▶ _Assignment_
Return all the entries word for word, minus the pictures.

[Dataset rows for apps and sites]

[Start of Attachment]

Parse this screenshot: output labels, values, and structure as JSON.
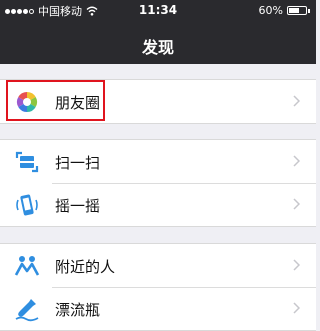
{
  "status_bar": {
    "carrier": "中国移动",
    "time": "11:34",
    "battery_text": "60%",
    "battery_level": 0.6
  },
  "nav": {
    "title": "发现"
  },
  "groups": [
    {
      "items": [
        {
          "label": "朋友圈",
          "icon": "moments-icon"
        }
      ]
    },
    {
      "items": [
        {
          "label": "扫一扫",
          "icon": "scan-icon"
        },
        {
          "label": "摇一摇",
          "icon": "shake-icon"
        }
      ]
    },
    {
      "items": [
        {
          "label": "附近的人",
          "icon": "people-nearby-icon"
        },
        {
          "label": "漂流瓶",
          "icon": "drift-bottle-icon"
        }
      ]
    }
  ],
  "colors": {
    "nav_bg": "#2a2a2e",
    "page_bg": "#efeff4",
    "highlight": "#e0141e",
    "icon_blue": "#2f8ee0"
  }
}
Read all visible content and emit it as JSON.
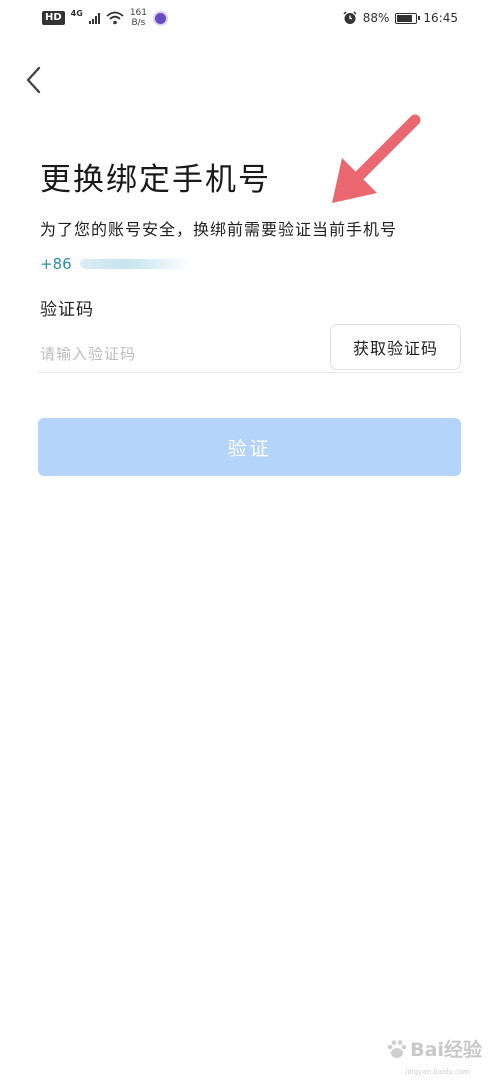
{
  "status_bar": {
    "hd": "HD",
    "network": "4G",
    "speed_value": "161",
    "speed_unit": "B/s",
    "battery_percent": "88%",
    "battery_level": 0.88,
    "time": "16:45"
  },
  "header": {
    "back_icon": "chevron-left-icon"
  },
  "main": {
    "title": "更换绑定手机号",
    "subtitle": "为了您的账号安全，换绑前需要验证当前手机号",
    "phone_prefix": "+86",
    "code_label": "验证码",
    "code_input": {
      "value": "",
      "placeholder": "请输入验证码"
    },
    "get_code_label": "获取验证码",
    "verify_label": "验证"
  },
  "annotation": {
    "arrow_color": "#ea6770"
  },
  "colors": {
    "verify_button": "#b4d4fb",
    "phone_prefix": "#2a8fa6"
  },
  "watermark": {
    "text": "Bai经验",
    "sub": "jingyan.baidu.com"
  }
}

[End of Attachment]

▶ _Solution_
Parse this screenshot: output labels, values, and structure as JSON.
{
  "status_bar": {
    "carrier": "中国移动",
    "time": "11:34",
    "battery_text": "60%",
    "battery_level": 0.6
  },
  "nav": {
    "title": "发现"
  },
  "groups": [
    {
      "items": [
        {
          "label": "朋友圈",
          "icon": "moments-icon"
        }
      ]
    },
    {
      "items": [
        {
          "label": "扫一扫",
          "icon": "scan-icon"
        },
        {
          "label": "摇一摇",
          "icon": "shake-icon"
        }
      ]
    },
    {
      "items": [
        {
          "label": "附近的人",
          "icon": "people-nearby-icon"
        },
        {
          "label": "漂流瓶",
          "icon": "drift-bottle-icon"
        }
      ]
    }
  ],
  "colors": {
    "nav_bg": "#2a2a2e",
    "page_bg": "#efeff4",
    "highlight": "#e0141e",
    "icon_blue": "#2f8ee0"
  }
}
Read all visible content and emit it as JSON.
{
  "status_bar": {
    "hd": "HD",
    "network": "4G",
    "speed_value": "161",
    "speed_unit": "B/s",
    "battery_percent": "88%",
    "battery_level": 0.88,
    "time": "16:45"
  },
  "header": {
    "back_icon": "chevron-left-icon"
  },
  "main": {
    "title": "更换绑定手机号",
    "subtitle": "为了您的账号安全，换绑前需要验证当前手机号",
    "phone_prefix": "+86",
    "code_label": "验证码",
    "code_input": {
      "value": "",
      "placeholder": "请输入验证码"
    },
    "get_code_label": "获取验证码",
    "verify_label": "验证"
  },
  "annotation": {
    "arrow_color": "#ea6770"
  },
  "colors": {
    "verify_button": "#b4d4fb",
    "phone_prefix": "#2a8fa6"
  },
  "watermark": {
    "text": "Bai经验",
    "sub": "jingyan.baidu.com"
  }
}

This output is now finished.